Increasing productivity and wealth lead to a likewise rising marketeability of agricultural and industrial goods that were offered and purchased in the markets (shi 市) in the large cities. Goods from all China were traded along the canals and trade routes often passing through several different states before being sold in shops in capital markets (shisi 市肆). These shops were observed by policemen who had to collect taxes and to care for law and order. Even immovables like fields, soil and houses were tradeable, like the sub-historical sources (e.g. regulations of the state of Qin as described in bamboo strips discovered in Yunmeng 雲夢/Hubei) made evident. The existence of a market economy made it necessary to produce more coins and a standardized currency.

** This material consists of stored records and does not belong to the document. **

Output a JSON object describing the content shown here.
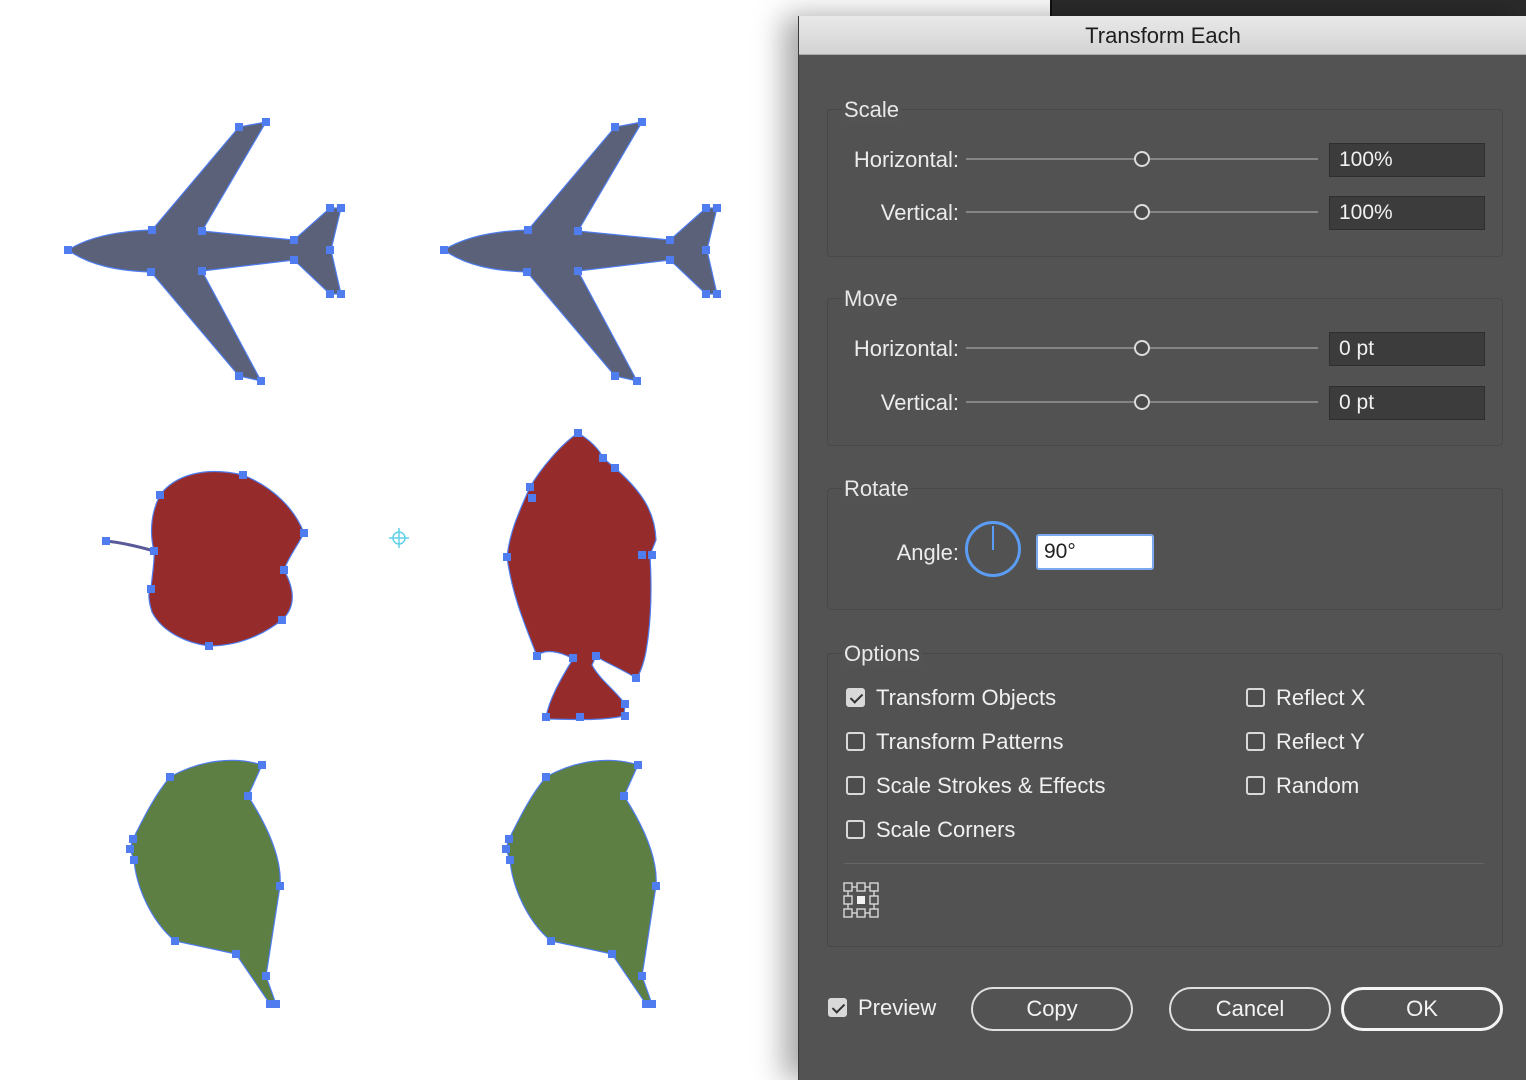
{
  "dialog": {
    "title": "Transform Each",
    "scale": {
      "title": "Scale",
      "horizontal_label": "Horizontal:",
      "horizontal_value": "100%",
      "horizontal_slider_fraction": 0.5,
      "vertical_label": "Vertical:",
      "vertical_value": "100%",
      "vertical_slider_fraction": 0.5
    },
    "move": {
      "title": "Move",
      "horizontal_label": "Horizontal:",
      "horizontal_value": "0 pt",
      "horizontal_slider_fraction": 0.5,
      "vertical_label": "Vertical:",
      "vertical_value": "0 pt",
      "vertical_slider_fraction": 0.5
    },
    "rotate": {
      "title": "Rotate",
      "angle_label": "Angle:",
      "angle_value": "90°"
    },
    "options": {
      "title": "Options",
      "checkboxes": [
        {
          "label": "Transform Objects",
          "checked": true
        },
        {
          "label": "Transform Patterns",
          "checked": false
        },
        {
          "label": "Scale Strokes & Effects",
          "checked": false
        },
        {
          "label": "Scale Corners",
          "checked": false
        },
        {
          "label": "Reflect X",
          "checked": false
        },
        {
          "label": "Reflect Y",
          "checked": false
        },
        {
          "label": "Random",
          "checked": false
        }
      ],
      "reference_point": "center"
    },
    "preview": {
      "label": "Preview",
      "checked": true
    },
    "buttons": {
      "copy": "Copy",
      "cancel": "Cancel",
      "ok": "OK"
    }
  },
  "canvas": {
    "selection_color": "#4f7df0",
    "shapes": [
      {
        "name": "airplane-original",
        "color": "#5a6178"
      },
      {
        "name": "airplane-transformed",
        "color": "#5a6178"
      },
      {
        "name": "apple-original",
        "color": "#962b2b"
      },
      {
        "name": "apple-rotated",
        "color": "#962b2b"
      },
      {
        "name": "leaf-original",
        "color": "#5d7f43"
      },
      {
        "name": "leaf-transformed",
        "color": "#5d7f43"
      }
    ]
  }
}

The old cowry shells (beibi 貝幣; often imitated and made of other materials like bronze, jade, or bone; first picture above) were replaced by spade-shaped copper coins (bubi 布幣; second picture), large specimen were used in the Central Plain while smaller types of the spade coins were produced in the state of Jin 晉 and its three successors (Zhao, Wei, Han 韓). In the states of Yan 燕 and Qi coins in the shape of a knife (daobi 刀幣; third picture) was issued. On most coins the name of the mint was given where the coins were cast. Until the 19th century coins in China were not minted but cast. The states of Zhou, Zhao, Wei and Han were the first to issue round coins with a round hole (yuankong yuanqian 圓孔圓錢), from the 3rd century on Qi and Yan issued round coins with a square hole (fangkong yuanqian 方孔圓錢; the fourth picture), a shape that became popular four bronze (copper) coins until the end of the empire in 1911. In the southern state of Chu 楚 a different kind of coin was in in use, a round type with a protruding "ant nose" (mabiqian 螞鼻錢). Larger sums were paid or stored as gold bars (jinding 金錠) or "gold cakes" (jinbing 金餅), especially in the state of Chu. Merchants like Bai Gui 白圭 and Zigong 子貢 could accumulate exorbitant wealth from the interstate trade with different goods. The most prosperous cities were seen at Linzi 臨淄 (modern Linzi/Shandong), capital of Qi and home for about seventy thousand households, and Ying 郢 (modern Jiangling 江陵/Hubei), capital of Chu. Many new towns were founded like Handan 邯鄲 (modern Handan/Hebei), capital of Zhao.

Sun Qingwei 孫慶偉 (2000). "Shi jue: Lun Shang-Zhou shiqi yuqi de jiliang danwei 釋玨:論商周時期玉器的計量單位", Zhongyuan wenwu 中原文物, 2000/1: 30-34.